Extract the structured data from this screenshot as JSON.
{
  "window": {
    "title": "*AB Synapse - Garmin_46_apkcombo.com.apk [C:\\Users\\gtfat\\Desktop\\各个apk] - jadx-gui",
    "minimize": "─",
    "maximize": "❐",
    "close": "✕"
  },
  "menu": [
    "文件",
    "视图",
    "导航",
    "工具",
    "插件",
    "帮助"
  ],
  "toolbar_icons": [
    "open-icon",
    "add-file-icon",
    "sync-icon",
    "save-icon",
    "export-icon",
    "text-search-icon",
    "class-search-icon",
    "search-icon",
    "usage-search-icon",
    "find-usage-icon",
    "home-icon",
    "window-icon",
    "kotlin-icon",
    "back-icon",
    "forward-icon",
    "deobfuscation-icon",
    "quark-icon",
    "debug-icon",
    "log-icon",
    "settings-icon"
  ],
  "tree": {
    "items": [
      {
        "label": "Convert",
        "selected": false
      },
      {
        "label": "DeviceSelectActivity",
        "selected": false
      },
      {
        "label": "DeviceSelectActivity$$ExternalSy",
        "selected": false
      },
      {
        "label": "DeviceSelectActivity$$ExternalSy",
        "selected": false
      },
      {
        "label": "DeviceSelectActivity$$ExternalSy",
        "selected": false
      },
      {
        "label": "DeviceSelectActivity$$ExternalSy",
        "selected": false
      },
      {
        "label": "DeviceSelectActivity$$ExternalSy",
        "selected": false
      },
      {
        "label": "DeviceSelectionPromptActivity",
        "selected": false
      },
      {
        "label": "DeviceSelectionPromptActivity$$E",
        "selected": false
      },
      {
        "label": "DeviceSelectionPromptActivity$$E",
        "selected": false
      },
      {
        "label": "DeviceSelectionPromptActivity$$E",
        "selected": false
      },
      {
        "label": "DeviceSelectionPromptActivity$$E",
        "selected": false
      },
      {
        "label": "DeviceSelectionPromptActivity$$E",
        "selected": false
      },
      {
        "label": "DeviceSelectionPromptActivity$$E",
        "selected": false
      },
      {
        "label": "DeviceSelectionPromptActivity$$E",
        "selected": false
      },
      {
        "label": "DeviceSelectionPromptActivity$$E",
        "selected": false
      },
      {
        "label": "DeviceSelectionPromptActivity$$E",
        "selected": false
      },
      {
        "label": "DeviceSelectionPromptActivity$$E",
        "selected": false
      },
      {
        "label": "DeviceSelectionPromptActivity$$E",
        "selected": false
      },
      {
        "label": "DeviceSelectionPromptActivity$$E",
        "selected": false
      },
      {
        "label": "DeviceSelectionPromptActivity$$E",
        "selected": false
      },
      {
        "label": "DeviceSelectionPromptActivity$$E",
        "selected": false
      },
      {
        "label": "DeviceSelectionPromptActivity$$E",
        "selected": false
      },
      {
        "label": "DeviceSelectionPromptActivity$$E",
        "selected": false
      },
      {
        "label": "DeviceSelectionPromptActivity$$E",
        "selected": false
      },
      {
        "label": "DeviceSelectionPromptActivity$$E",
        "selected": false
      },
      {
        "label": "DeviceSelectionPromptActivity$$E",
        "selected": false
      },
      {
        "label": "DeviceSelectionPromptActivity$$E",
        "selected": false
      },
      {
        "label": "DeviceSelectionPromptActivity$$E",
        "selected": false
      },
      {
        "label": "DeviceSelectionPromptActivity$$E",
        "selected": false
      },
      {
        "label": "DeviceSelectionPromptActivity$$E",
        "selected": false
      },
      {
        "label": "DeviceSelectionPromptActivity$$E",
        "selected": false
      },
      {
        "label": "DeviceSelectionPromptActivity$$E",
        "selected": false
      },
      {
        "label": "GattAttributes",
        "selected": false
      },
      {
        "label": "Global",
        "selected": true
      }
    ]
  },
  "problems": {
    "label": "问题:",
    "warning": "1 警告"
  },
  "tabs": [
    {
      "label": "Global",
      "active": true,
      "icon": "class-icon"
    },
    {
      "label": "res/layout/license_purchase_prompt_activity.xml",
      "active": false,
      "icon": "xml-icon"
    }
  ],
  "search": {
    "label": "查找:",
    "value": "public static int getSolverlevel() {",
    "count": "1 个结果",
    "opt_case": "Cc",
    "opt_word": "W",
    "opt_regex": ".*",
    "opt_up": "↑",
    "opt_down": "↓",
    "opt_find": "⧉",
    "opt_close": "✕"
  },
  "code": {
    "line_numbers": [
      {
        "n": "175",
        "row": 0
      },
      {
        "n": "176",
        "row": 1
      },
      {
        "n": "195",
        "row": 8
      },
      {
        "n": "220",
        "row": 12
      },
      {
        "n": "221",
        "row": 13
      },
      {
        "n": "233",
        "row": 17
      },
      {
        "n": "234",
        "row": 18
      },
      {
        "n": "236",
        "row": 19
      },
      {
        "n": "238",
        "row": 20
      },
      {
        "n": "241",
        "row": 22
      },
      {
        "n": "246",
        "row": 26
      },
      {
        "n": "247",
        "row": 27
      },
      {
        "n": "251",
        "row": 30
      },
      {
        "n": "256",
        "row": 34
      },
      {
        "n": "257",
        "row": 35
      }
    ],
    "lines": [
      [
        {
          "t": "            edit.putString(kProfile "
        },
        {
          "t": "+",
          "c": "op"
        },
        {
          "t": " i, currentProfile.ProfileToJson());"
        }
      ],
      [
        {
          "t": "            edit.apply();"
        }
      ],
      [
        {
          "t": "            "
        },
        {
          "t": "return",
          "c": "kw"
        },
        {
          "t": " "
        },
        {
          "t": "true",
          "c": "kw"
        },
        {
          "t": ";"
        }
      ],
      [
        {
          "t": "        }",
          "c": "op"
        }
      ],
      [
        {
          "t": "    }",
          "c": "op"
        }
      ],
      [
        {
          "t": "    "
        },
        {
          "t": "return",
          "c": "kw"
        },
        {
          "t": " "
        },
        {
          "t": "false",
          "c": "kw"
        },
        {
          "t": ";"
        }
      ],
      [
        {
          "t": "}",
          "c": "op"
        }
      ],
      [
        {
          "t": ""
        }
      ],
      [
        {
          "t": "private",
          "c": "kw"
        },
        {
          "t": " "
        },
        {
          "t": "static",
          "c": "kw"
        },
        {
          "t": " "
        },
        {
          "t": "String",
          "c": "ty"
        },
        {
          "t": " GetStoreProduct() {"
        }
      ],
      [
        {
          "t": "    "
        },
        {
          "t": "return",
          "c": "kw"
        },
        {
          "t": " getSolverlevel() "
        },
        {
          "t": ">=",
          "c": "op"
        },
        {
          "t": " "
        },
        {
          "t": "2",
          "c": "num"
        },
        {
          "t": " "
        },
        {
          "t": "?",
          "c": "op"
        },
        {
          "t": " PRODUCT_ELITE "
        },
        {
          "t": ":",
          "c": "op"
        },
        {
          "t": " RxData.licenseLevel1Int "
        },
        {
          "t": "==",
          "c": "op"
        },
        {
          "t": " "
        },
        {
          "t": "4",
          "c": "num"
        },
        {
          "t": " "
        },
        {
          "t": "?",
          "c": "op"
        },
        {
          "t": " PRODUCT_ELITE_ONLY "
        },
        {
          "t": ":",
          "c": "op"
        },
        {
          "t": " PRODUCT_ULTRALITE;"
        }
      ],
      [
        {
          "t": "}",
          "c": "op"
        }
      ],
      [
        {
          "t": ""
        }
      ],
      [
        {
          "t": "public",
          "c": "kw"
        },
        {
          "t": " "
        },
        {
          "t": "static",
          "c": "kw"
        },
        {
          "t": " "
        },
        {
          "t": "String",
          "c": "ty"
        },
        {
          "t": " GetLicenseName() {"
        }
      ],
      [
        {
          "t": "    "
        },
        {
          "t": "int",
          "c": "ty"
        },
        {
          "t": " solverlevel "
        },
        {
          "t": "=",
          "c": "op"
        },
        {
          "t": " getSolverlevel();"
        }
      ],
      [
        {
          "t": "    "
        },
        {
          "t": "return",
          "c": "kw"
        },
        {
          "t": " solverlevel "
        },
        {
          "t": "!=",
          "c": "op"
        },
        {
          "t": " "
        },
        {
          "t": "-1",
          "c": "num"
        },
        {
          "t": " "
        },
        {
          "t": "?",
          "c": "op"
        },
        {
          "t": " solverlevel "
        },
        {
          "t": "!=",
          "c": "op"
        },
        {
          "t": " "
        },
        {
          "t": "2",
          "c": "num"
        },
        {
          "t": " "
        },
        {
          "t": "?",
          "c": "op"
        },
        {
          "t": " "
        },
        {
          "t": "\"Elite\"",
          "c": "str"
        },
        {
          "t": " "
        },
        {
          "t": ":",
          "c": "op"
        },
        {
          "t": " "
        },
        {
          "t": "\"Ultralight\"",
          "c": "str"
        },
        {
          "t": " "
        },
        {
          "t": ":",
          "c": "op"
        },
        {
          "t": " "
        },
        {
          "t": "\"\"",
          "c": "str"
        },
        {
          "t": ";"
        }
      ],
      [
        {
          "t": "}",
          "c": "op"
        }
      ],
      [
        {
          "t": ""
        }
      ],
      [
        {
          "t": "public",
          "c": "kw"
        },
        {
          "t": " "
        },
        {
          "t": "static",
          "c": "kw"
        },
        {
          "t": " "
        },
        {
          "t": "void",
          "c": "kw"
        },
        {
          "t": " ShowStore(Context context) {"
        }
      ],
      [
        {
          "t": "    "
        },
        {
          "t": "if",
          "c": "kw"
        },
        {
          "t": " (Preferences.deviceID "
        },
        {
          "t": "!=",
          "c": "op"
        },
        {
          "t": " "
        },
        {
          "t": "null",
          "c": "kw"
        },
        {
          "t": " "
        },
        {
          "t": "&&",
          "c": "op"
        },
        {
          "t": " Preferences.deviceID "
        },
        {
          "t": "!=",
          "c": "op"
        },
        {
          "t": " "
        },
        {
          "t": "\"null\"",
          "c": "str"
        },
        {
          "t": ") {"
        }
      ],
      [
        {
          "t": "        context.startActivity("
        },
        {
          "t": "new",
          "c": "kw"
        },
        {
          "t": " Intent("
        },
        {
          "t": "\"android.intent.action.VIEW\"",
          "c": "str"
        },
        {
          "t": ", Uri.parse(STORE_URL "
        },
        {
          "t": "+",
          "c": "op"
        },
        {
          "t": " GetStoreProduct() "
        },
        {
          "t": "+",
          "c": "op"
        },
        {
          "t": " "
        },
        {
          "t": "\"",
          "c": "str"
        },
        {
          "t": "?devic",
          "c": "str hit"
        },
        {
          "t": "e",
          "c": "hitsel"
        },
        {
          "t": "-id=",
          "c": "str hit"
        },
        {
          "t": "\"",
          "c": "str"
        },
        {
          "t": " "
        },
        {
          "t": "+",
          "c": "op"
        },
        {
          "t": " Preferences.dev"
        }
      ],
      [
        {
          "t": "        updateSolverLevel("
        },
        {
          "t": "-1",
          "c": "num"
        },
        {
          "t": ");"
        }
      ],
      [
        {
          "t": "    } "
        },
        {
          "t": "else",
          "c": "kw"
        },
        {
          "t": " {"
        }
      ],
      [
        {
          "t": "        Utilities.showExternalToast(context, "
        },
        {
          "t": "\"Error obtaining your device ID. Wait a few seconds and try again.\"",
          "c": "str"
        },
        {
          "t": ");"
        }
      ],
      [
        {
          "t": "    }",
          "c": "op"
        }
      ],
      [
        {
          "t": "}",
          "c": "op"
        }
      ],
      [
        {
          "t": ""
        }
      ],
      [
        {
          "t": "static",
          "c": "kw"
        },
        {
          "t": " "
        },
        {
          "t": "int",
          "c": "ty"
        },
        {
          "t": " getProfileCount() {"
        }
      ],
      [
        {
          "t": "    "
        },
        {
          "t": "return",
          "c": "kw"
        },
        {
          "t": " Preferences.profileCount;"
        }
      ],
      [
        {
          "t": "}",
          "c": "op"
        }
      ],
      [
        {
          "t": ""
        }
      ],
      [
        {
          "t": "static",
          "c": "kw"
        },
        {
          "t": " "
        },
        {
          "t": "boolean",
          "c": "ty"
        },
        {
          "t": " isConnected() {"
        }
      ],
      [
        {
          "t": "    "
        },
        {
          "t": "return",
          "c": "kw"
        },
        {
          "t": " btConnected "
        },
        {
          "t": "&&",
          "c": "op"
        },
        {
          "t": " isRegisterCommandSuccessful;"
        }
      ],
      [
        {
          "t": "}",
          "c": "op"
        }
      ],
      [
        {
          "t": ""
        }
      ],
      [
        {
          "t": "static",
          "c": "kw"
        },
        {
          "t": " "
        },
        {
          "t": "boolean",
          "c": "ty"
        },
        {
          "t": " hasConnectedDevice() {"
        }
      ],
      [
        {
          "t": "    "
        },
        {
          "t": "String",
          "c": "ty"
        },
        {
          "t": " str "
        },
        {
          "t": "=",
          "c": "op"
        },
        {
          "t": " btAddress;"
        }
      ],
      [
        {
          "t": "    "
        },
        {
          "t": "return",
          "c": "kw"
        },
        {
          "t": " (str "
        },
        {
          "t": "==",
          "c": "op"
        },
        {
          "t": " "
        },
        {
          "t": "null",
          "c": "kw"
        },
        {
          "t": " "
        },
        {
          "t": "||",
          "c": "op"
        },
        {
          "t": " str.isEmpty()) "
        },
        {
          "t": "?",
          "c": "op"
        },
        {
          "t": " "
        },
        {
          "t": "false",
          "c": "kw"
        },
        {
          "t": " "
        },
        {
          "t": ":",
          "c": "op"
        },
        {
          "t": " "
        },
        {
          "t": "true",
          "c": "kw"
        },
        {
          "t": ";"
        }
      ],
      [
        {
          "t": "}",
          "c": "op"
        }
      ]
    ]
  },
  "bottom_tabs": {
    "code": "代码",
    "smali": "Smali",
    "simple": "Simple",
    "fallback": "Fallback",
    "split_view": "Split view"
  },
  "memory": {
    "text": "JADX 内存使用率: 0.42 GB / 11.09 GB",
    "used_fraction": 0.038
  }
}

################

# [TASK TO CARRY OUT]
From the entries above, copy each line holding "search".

# [TASK ANSWER]
    "text-search-icon",
    "class-search-icon",
    "search-icon",
    "usage-search-icon",
  "search": {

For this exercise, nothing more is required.